* [Records provided]:
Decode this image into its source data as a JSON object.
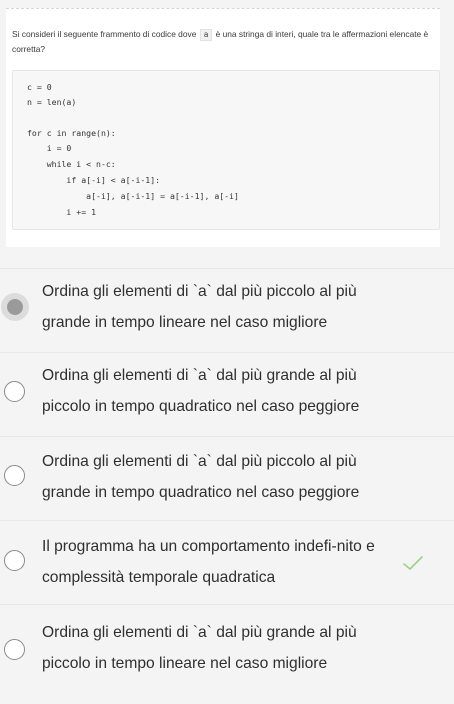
{
  "question": {
    "text_before": "Si consideri il seguente frammento di codice dove",
    "inline_var": "a",
    "text_after": "è una stringa di interi, quale tra le affermazioni elencate è corretta?",
    "code_lines": [
      "c = 0",
      "n = len(a)",
      "",
      "for c in range(n):",
      "    i = 0",
      "    while i < n-c:",
      "        if a[-i] < a[-i-1]:",
      "            a[-i], a[-i-1] = a[-i-1], a[-i]",
      "        i += 1"
    ]
  },
  "options": [
    {
      "label": "Ordina gli elementi di `a` dal più piccolo al più grande in tempo lineare nel caso migliore",
      "selected": true,
      "correct_mark": false
    },
    {
      "label": "Ordina gli elementi di `a` dal più grande al più piccolo in tempo quadratico nel caso peggiore",
      "selected": false,
      "correct_mark": false
    },
    {
      "label": "Ordina gli elementi di `a` dal più piccolo al più grande in tempo quadratico nel caso peggiore",
      "selected": false,
      "correct_mark": false
    },
    {
      "label": "Il programma ha un comportamento indefi-nito e complessità temporale quadratica",
      "selected": false,
      "correct_mark": true
    },
    {
      "label": "Ordina gli elementi di `a` dal più grande al più piccolo in tempo lineare nel caso migliore",
      "selected": false,
      "correct_mark": false
    }
  ],
  "colors": {
    "check": "#9fce8f",
    "radio_selected": "#9a9a9a"
  }
}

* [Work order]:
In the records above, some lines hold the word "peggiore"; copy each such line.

* [Response to this task]:
      "label": "Ordina gli elementi di `a` dal più grande al più piccolo in tempo quadratico nel caso peggiore",
      "label": "Ordina gli elementi di `a` dal più piccolo al più grande in tempo quadratico nel caso peggiore",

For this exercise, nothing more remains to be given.